GM’s seasonally adjusted annual rate of sales (SAAR) estimate for the calendar year stands at 15.2 million units, up from last year’s 14.5 million and within the 15 million to 15.5 million units that most analysts expect. If achieved with sustained momentum, then 2014 could see the U.S. auto market back to 2007 levels, prior to the recession that sent auto sales plummeting and drove two of three U.S. automakers to seek help from the U.S. taxpayer.
“The Detroit Three had a particularly strong month -- all had double-digit sales increases that look as if they will outpace the industry's growth,” said Michelle Krebs of Edmunds.com. “Strength is coming from full-size pickup trucks, which may well have gained a full percentage point of market share from a year ago."
(For more on Ford's April sales, click here.)
As with competitors Ford Motor Company (NYSE:F) and Chrysler Group LLC, GM saw sales of its popular pickup truck, the Silverado, boost revenue as the rebounding housing market lifted demand for America’s perennial favorite vehicle type.
Combined, the three auto makers sold 606,928 vehicles last month, representing the bulk of total sales but not including major foreign auto companies, like Honda and VW, which announce their sales figures throughout the day.
(For more on Chrysler's April sales, click here.)
GM’s Chevrolet sold 39,395 Silverado pickups last month, a 28 percent spike from April of last year. The company will be delivering the 2014 model to dealers this summer, so if demand for trucks continues, the company will want to unload its older models and get sales rolling for the newer one.
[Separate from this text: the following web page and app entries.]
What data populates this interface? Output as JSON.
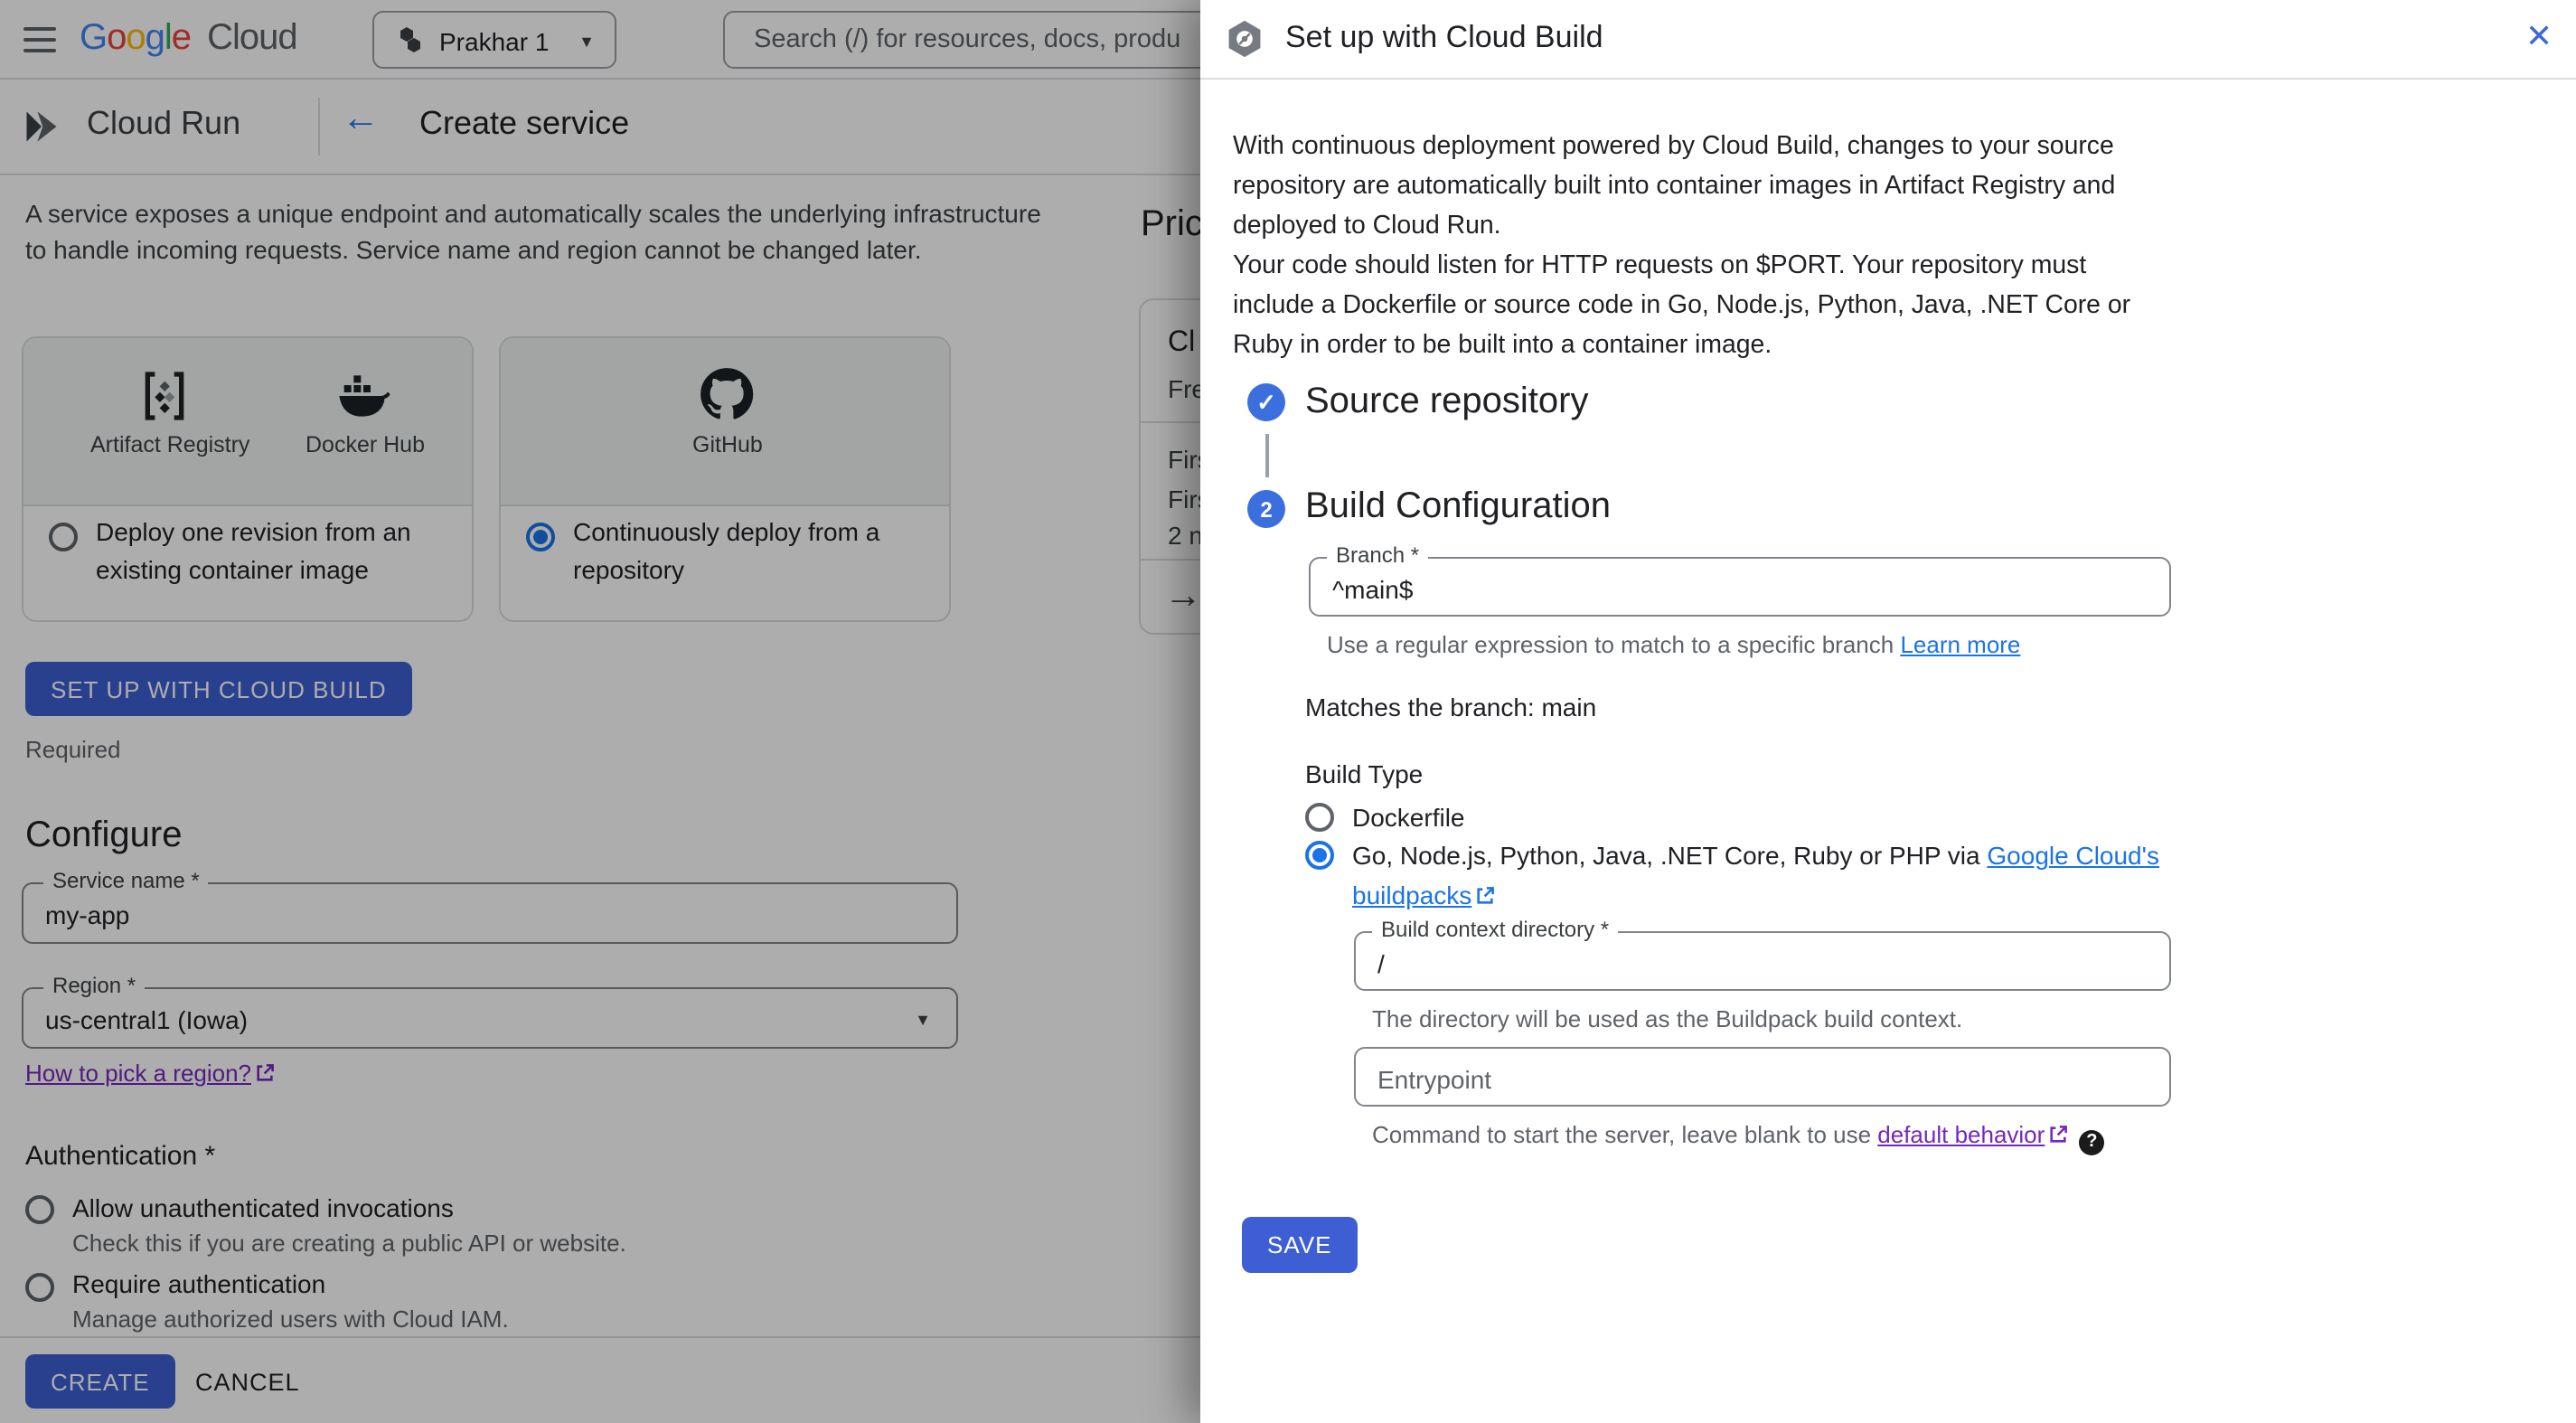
{
  "colors": {
    "primary_button": "#3d5fd3",
    "link_blue": "#1a73e8",
    "link_purple": "#7627bb",
    "step_circle": "#3c6fde",
    "close_blue": "#3e68d8"
  },
  "icons": {
    "back": "←",
    "caret_down": "▼",
    "close": "✕",
    "check": "✓",
    "arrow_right": "→",
    "help": "?"
  },
  "topbar": {
    "logo": {
      "g1": "G",
      "o1": "o",
      "o2": "o",
      "g2": "g",
      "l": "l",
      "e": "e",
      "cloud": "Cloud"
    },
    "project": "Prakhar 1",
    "search_placeholder": "Search (/) for resources, docs, produ"
  },
  "subheader": {
    "product": "Cloud Run",
    "title": "Create service"
  },
  "main": {
    "intro": "A service exposes a unique endpoint and automatically scales the underlying infrastructure to handle incoming requests. Service name and region cannot be changed later.",
    "cards": [
      {
        "label1": "Artifact Registry",
        "label2": "Docker Hub",
        "option": "Deploy one revision from an existing container image",
        "checked": false
      },
      {
        "label1": "GitHub",
        "option": "Continuously deploy from a repository",
        "checked": true
      }
    ],
    "setup_button": "SET UP WITH CLOUD BUILD",
    "required": "Required",
    "configure": {
      "heading": "Configure",
      "service_name_label": "Service name *",
      "service_name_value": "my-app",
      "region_label": "Region *",
      "region_value": "us-central1 (Iowa)",
      "region_link": "How to pick a region?"
    },
    "auth": {
      "heading": "Authentication *",
      "options": [
        {
          "label": "Allow unauthenticated invocations",
          "desc": "Check this if you are creating a public API or website."
        },
        {
          "label": "Require authentication",
          "desc": "Manage authorized users with Cloud IAM."
        }
      ]
    },
    "footer": {
      "create": "CREATE",
      "cancel": "CANCEL"
    }
  },
  "pricing": {
    "heading_fragment": "Pric",
    "frags": [
      "Cl",
      "Fre",
      "Firs",
      "Firs",
      "2 n"
    ]
  },
  "panel": {
    "title": "Set up with Cloud Build",
    "intro1": "With continuous deployment powered by Cloud Build, changes to your source repository are automatically built into container images in Artifact Registry and deployed to Cloud Run.",
    "intro2": "Your code should listen for HTTP requests on $PORT. Your repository must include a Dockerfile or source code in Go, Node.js, Python, Java, .NET Core or Ruby in order to be built into a container image.",
    "step1_title": "Source repository",
    "step2_number": "2",
    "step2_title": "Build Configuration",
    "branch_label": "Branch *",
    "branch_value": "^main$",
    "branch_help": "Use a regular expression to match to a specific branch ",
    "branch_help_link": "Learn more",
    "matches": "Matches the branch: main",
    "build_type_label": "Build Type",
    "radio_dockerfile": "Dockerfile",
    "radio_buildpacks_prefix": "Go, Node.js, Python, Java, .NET Core, Ruby or PHP via ",
    "radio_buildpacks_link": "Google Cloud's buildpacks",
    "context_label": "Build context directory *",
    "context_value": "/",
    "context_help": "The directory will be used as the Buildpack build context.",
    "entrypoint_placeholder": "Entrypoint",
    "entry_help_prefix": "Command to start the server, leave blank to use ",
    "entry_help_link": "default behavior",
    "save": "SAVE"
  }
}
“GM will be looking to reduce Chevrolet pickup supply if inventory is still high when sales are reported,” said Paul Taylor, chief economist for the National Automobile Dealers Association.
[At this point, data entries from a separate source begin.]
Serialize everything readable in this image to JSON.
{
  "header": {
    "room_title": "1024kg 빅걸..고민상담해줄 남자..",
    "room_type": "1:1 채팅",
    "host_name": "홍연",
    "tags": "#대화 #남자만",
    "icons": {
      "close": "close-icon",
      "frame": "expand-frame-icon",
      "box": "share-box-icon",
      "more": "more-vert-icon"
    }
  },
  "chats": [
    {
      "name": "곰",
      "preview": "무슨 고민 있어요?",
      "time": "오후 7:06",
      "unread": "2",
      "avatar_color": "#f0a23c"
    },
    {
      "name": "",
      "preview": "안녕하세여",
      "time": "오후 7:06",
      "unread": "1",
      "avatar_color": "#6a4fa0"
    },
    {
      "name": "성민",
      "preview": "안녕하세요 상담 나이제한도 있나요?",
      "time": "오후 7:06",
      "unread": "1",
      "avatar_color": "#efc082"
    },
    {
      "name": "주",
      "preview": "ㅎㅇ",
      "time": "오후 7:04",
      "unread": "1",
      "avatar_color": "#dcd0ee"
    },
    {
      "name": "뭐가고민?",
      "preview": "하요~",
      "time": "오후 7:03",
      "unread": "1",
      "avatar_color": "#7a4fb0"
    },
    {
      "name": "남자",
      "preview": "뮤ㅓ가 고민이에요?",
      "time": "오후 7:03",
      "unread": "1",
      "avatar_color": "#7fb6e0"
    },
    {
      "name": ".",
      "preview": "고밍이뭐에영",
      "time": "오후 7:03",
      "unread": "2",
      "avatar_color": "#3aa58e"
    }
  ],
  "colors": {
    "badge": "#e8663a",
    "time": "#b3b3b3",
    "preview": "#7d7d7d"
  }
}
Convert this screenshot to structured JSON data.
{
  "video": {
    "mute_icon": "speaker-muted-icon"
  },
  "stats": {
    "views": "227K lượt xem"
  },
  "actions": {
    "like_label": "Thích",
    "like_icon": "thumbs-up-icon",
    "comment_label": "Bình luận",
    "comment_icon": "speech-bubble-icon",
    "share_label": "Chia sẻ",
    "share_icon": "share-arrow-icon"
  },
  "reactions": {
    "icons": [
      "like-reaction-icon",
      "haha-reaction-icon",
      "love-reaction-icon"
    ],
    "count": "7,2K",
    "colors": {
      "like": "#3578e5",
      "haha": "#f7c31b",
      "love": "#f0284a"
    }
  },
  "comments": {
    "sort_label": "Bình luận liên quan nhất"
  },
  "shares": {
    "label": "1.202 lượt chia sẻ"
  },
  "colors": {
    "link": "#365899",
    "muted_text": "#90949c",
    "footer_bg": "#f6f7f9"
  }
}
The 2013 Cadillac XTS luxury sedan helped push sales up 34.3 percent in GM’s luxury segment. The Cadillac SRX crossover and the CTS sedan, the most popular brands in the segment, saw sales decline last month while the three Escalade SUV models saw gains in sales.
“Car-buying conditions are strong and will continue to release pent-up demand,” said Kurt McNeil, GM’s vice president of U.S. sales, in the sales announcement. GM’s SAAR, for the entire U.S. auto market in April was 15 million vehicles, 200,000 fewer than March. April tends to see sales decline from March, which is typically the best month for auto sales in the first quarter.